_Exercise goal_
Make an exact copy of the records below, leaving every image out.

---- Information supplied

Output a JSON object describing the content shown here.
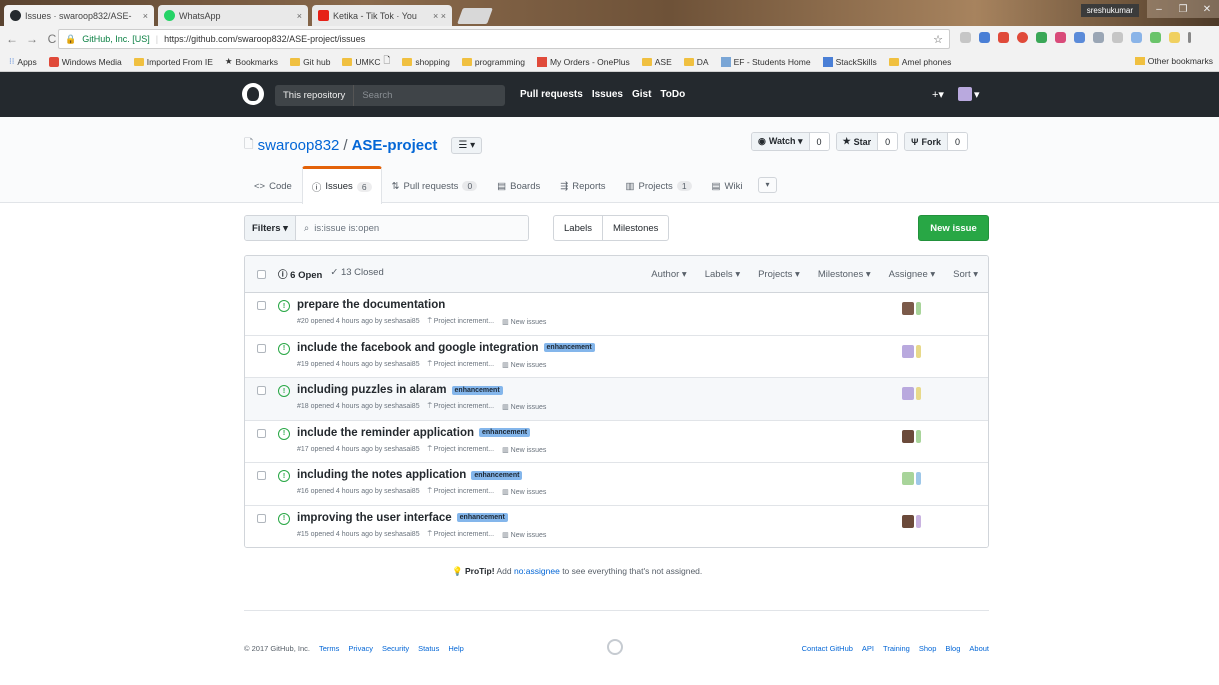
{
  "browser": {
    "tabs": [
      {
        "label": "Issues · swaroop832/ASE-",
        "close": "×",
        "favicon": "#24292e"
      },
      {
        "label": "WhatsApp",
        "close": "×",
        "favicon": "#25d366"
      },
      {
        "label": "Ketika - Tik Tok · You",
        "close": "× ×",
        "favicon": "#e62117"
      }
    ],
    "user": "sreshukumar",
    "window_buttons": [
      "–",
      "❐",
      "✕"
    ],
    "secure_label": "GitHub, Inc. [US]",
    "url": "https://github.com/swaroop832/ASE-project/issues",
    "bookmarks": [
      "Apps",
      "Windows Media",
      "Imported From IE",
      "Bookmarks",
      "Git hub",
      "UMKC",
      "shopping",
      "programming",
      "My Orders - OnePlus",
      "ASE",
      "DA",
      "EF - Students Home",
      "StackSkills",
      "Amel phones"
    ],
    "other_bookmarks": "Other bookmarks"
  },
  "header": {
    "scope": "This repository",
    "search_placeholder": "Search",
    "nav": [
      "Pull requests",
      "Issues",
      "Gist",
      "ToDo"
    ],
    "plus": "+▾",
    "avatar_caret": "▾"
  },
  "repo": {
    "owner": "swaroop832",
    "slash": "/",
    "name": "ASE-project",
    "list_btn": "☰ ▾",
    "watch": {
      "label": "Watch ▾",
      "count": "0"
    },
    "star": {
      "label": "Star",
      "count": "0"
    },
    "fork": {
      "label": "Fork",
      "count": "0"
    },
    "tabs": [
      {
        "icon": "<>",
        "label": "Code",
        "count": ""
      },
      {
        "icon": "ⓘ",
        "label": "Issues",
        "count": "6"
      },
      {
        "icon": "⇅",
        "label": "Pull requests",
        "count": "0"
      },
      {
        "icon": "▤",
        "label": "Boards",
        "count": ""
      },
      {
        "icon": "⇶",
        "label": "Reports",
        "count": ""
      },
      {
        "icon": "▥",
        "label": "Projects",
        "count": "1"
      },
      {
        "icon": "▤",
        "label": "Wiki",
        "count": ""
      }
    ],
    "more": "▾"
  },
  "subnav": {
    "filters": "Filters ▾",
    "search_value": "is:issue is:open",
    "labels": "Labels",
    "milestones": "Milestones",
    "new_issue": "New issue"
  },
  "issues_header": {
    "open": "6 Open",
    "closed": "✓ 13 Closed",
    "filters": [
      "Author ▾",
      "Labels ▾",
      "Projects ▾",
      "Milestones ▾",
      "Assignee ▾",
      "Sort ▾"
    ]
  },
  "issues": [
    {
      "title": "prepare the documentation",
      "label": "",
      "meta": "#20 opened 4 hours ago by seshasai85",
      "project": "Project increment...",
      "column": "New issues",
      "avatar_colors": [
        "#7b5a4a",
        "#a8d49a"
      ]
    },
    {
      "title": "include the facebook and google integration",
      "label": "enhancement",
      "meta": "#19 opened 4 hours ago by seshasai85",
      "project": "Project increment...",
      "column": "New issues",
      "avatar_colors": [
        "#b9a9de",
        "#e8d98a"
      ]
    },
    {
      "title": "including puzzles in alaram",
      "label": "enhancement",
      "meta": "#18 opened 4 hours ago by seshasai85",
      "project": "Project increment...",
      "column": "New issues",
      "avatar_colors": [
        "#b9a9de",
        "#e8d98a"
      ]
    },
    {
      "title": "include the reminder application",
      "label": "enhancement",
      "meta": "#17 opened 4 hours ago by seshasai85",
      "project": "Project increment...",
      "column": "New issues",
      "avatar_colors": [
        "#6b4a3a",
        "#a8d49a"
      ]
    },
    {
      "title": "including the notes application",
      "label": "enhancement",
      "meta": "#16 opened 4 hours ago by seshasai85",
      "project": "Project increment...",
      "column": "New issues",
      "avatar_colors": [
        "#a8d49a",
        "#9ec7e8"
      ]
    },
    {
      "title": "improving the user interface",
      "label": "enhancement",
      "meta": "#15 opened 4 hours ago by seshasai85",
      "project": "Project increment...",
      "column": "New issues",
      "avatar_colors": [
        "#6b4a3a",
        "#c9b3e0"
      ]
    }
  ],
  "protip": {
    "prefix": "ProTip!",
    "text_before": "Add",
    "link": "no:assignee",
    "text_after": "to see everything that's not assigned."
  },
  "footer": {
    "copyright": "© 2017 GitHub, Inc.",
    "left_links": [
      "Terms",
      "Privacy",
      "Security",
      "Status",
      "Help"
    ],
    "right_links": [
      "Contact GitHub",
      "API",
      "Training",
      "Shop",
      "Blog",
      "About"
    ]
  }
}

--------

_Solved exercise_
Output a JSON object describing the content shown here.
{
  "browser": {
    "tabs": [
      {
        "label": "Issues · swaroop832/ASE-",
        "close": "×",
        "favicon": "#24292e"
      },
      {
        "label": "WhatsApp",
        "close": "×",
        "favicon": "#25d366"
      },
      {
        "label": "Ketika - Tik Tok · You",
        "close": "× ×",
        "favicon": "#e62117"
      }
    ],
    "user": "sreshukumar",
    "window_buttons": [
      "–",
      "❐",
      "✕"
    ],
    "secure_label": "GitHub, Inc. [US]",
    "url": "https://github.com/swaroop832/ASE-project/issues",
    "bookmarks": [
      "Apps",
      "Windows Media",
      "Imported From IE",
      "Bookmarks",
      "Git hub",
      "UMKC",
      "shopping",
      "programming",
      "My Orders - OnePlus",
      "ASE",
      "DA",
      "EF - Students Home",
      "StackSkills",
      "Amel phones"
    ],
    "other_bookmarks": "Other bookmarks"
  },
  "header": {
    "scope": "This repository",
    "search_placeholder": "Search",
    "nav": [
      "Pull requests",
      "Issues",
      "Gist",
      "ToDo"
    ],
    "plus": "+▾",
    "avatar_caret": "▾"
  },
  "repo": {
    "owner": "swaroop832",
    "slash": "/",
    "name": "ASE-project",
    "list_btn": "☰ ▾",
    "watch": {
      "label": "Watch ▾",
      "count": "0"
    },
    "star": {
      "label": "Star",
      "count": "0"
    },
    "fork": {
      "label": "Fork",
      "count": "0"
    },
    "tabs": [
      {
        "icon": "<>",
        "label": "Code",
        "count": ""
      },
      {
        "icon": "ⓘ",
        "label": "Issues",
        "count": "6"
      },
      {
        "icon": "⇅",
        "label": "Pull requests",
        "count": "0"
      },
      {
        "icon": "▤",
        "label": "Boards",
        "count": ""
      },
      {
        "icon": "⇶",
        "label": "Reports",
        "count": ""
      },
      {
        "icon": "▥",
        "label": "Projects",
        "count": "1"
      },
      {
        "icon": "▤",
        "label": "Wiki",
        "count": ""
      }
    ],
    "more": "▾"
  },
  "subnav": {
    "filters": "Filters ▾",
    "search_value": "is:issue is:open",
    "labels": "Labels",
    "milestones": "Milestones",
    "new_issue": "New issue"
  },
  "issues_header": {
    "open": "6 Open",
    "closed": "✓ 13 Closed",
    "filters": [
      "Author ▾",
      "Labels ▾",
      "Projects ▾",
      "Milestones ▾",
      "Assignee ▾",
      "Sort ▾"
    ]
  },
  "issues": [
    {
      "title": "prepare the documentation",
      "label": "",
      "meta": "#20 opened 4 hours ago by seshasai85",
      "project": "Project increment...",
      "column": "New issues",
      "avatar_colors": [
        "#7b5a4a",
        "#a8d49a"
      ]
    },
    {
      "title": "include the facebook and google integration",
      "label": "enhancement",
      "meta": "#19 opened 4 hours ago by seshasai85",
      "project": "Project increment...",
      "column": "New issues",
      "avatar_colors": [
        "#b9a9de",
        "#e8d98a"
      ]
    },
    {
      "title": "including puzzles in alaram",
      "label": "enhancement",
      "meta": "#18 opened 4 hours ago by seshasai85",
      "project": "Project increment...",
      "column": "New issues",
      "avatar_colors": [
        "#b9a9de",
        "#e8d98a"
      ]
    },
    {
      "title": "include the reminder application",
      "label": "enhancement",
      "meta": "#17 opened 4 hours ago by seshasai85",
      "project": "Project increment...",
      "column": "New issues",
      "avatar_colors": [
        "#6b4a3a",
        "#a8d49a"
      ]
    },
    {
      "title": "including the notes application",
      "label": "enhancement",
      "meta": "#16 opened 4 hours ago by seshasai85",
      "project": "Project increment...",
      "column": "New issues",
      "avatar_colors": [
        "#a8d49a",
        "#9ec7e8"
      ]
    },
    {
      "title": "improving the user interface",
      "label": "enhancement",
      "meta": "#15 opened 4 hours ago by seshasai85",
      "project": "Project increment...",
      "column": "New issues",
      "avatar_colors": [
        "#6b4a3a",
        "#c9b3e0"
      ]
    }
  ],
  "protip": {
    "prefix": "ProTip!",
    "text_before": "Add",
    "link": "no:assignee",
    "text_after": "to see everything that's not assigned."
  },
  "footer": {
    "copyright": "© 2017 GitHub, Inc.",
    "left_links": [
      "Terms",
      "Privacy",
      "Security",
      "Status",
      "Help"
    ],
    "right_links": [
      "Contact GitHub",
      "API",
      "Training",
      "Shop",
      "Blog",
      "About"
    ]
  }
}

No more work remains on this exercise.